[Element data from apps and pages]
◇ ◇ ◇ ◇ ◇ ◇ ◇

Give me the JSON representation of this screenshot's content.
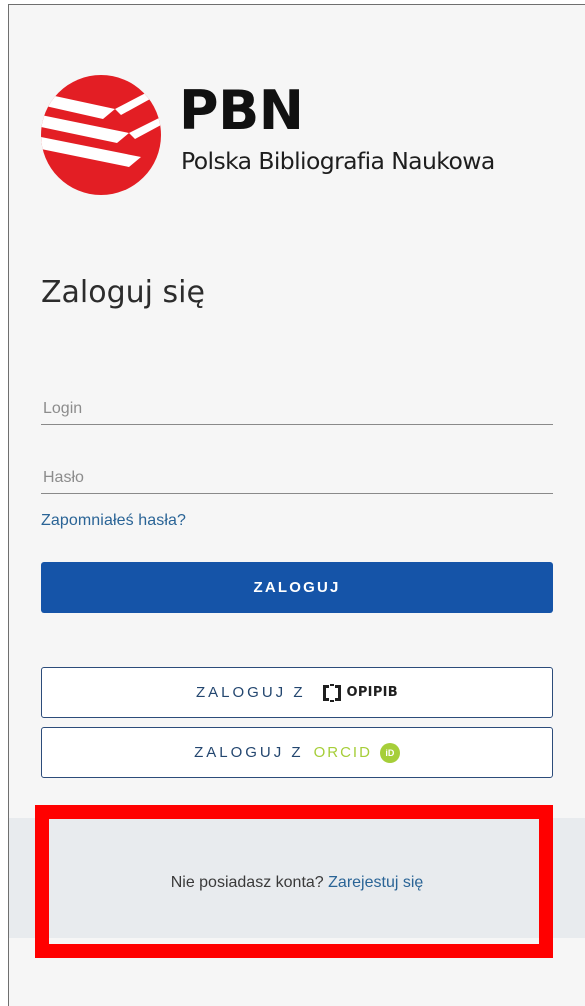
{
  "brand": {
    "title": "PBN",
    "subtitle": "Polska Bibliografia Naukowa",
    "logo_icon": "pbn-logo-icon",
    "accent_color": "#e31e24"
  },
  "login": {
    "heading": "Zaloguj się",
    "login_placeholder": "Login",
    "password_placeholder": "Hasło",
    "forgot_label": "Zapomniałeś hasła?",
    "submit_label": "ZALOGUJ",
    "primary_color": "#1554a8"
  },
  "external": {
    "opi_prefix": "ZALOGUJ Z",
    "opi_logo_text": "OPIPIB",
    "orcid_prefix": "ZALOGUJ Z",
    "orcid_word": "ORCID",
    "orcid_badge": "iD",
    "orcid_color": "#a6ce39"
  },
  "register": {
    "question": "Nie posiadasz konta?",
    "link_label": "Zarejestuj się"
  },
  "annotation": {
    "highlight_color": "#ff0000"
  }
}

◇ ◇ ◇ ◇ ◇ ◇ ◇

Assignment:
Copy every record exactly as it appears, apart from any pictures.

Task result:
Give me the JSON representation of this screenshot's content.
{
  "brand": {
    "title": "PBN",
    "subtitle": "Polska Bibliografia Naukowa",
    "logo_icon": "pbn-logo-icon",
    "accent_color": "#e31e24"
  },
  "login": {
    "heading": "Zaloguj się",
    "login_placeholder": "Login",
    "password_placeholder": "Hasło",
    "forgot_label": "Zapomniałeś hasła?",
    "submit_label": "ZALOGUJ",
    "primary_color": "#1554a8"
  },
  "external": {
    "opi_prefix": "ZALOGUJ Z",
    "opi_logo_text": "OPIPIB",
    "orcid_prefix": "ZALOGUJ Z",
    "orcid_word": "ORCID",
    "orcid_badge": "iD",
    "orcid_color": "#a6ce39"
  },
  "register": {
    "question": "Nie posiadasz konta?",
    "link_label": "Zarejestuj się"
  },
  "annotation": {
    "highlight_color": "#ff0000"
  }
}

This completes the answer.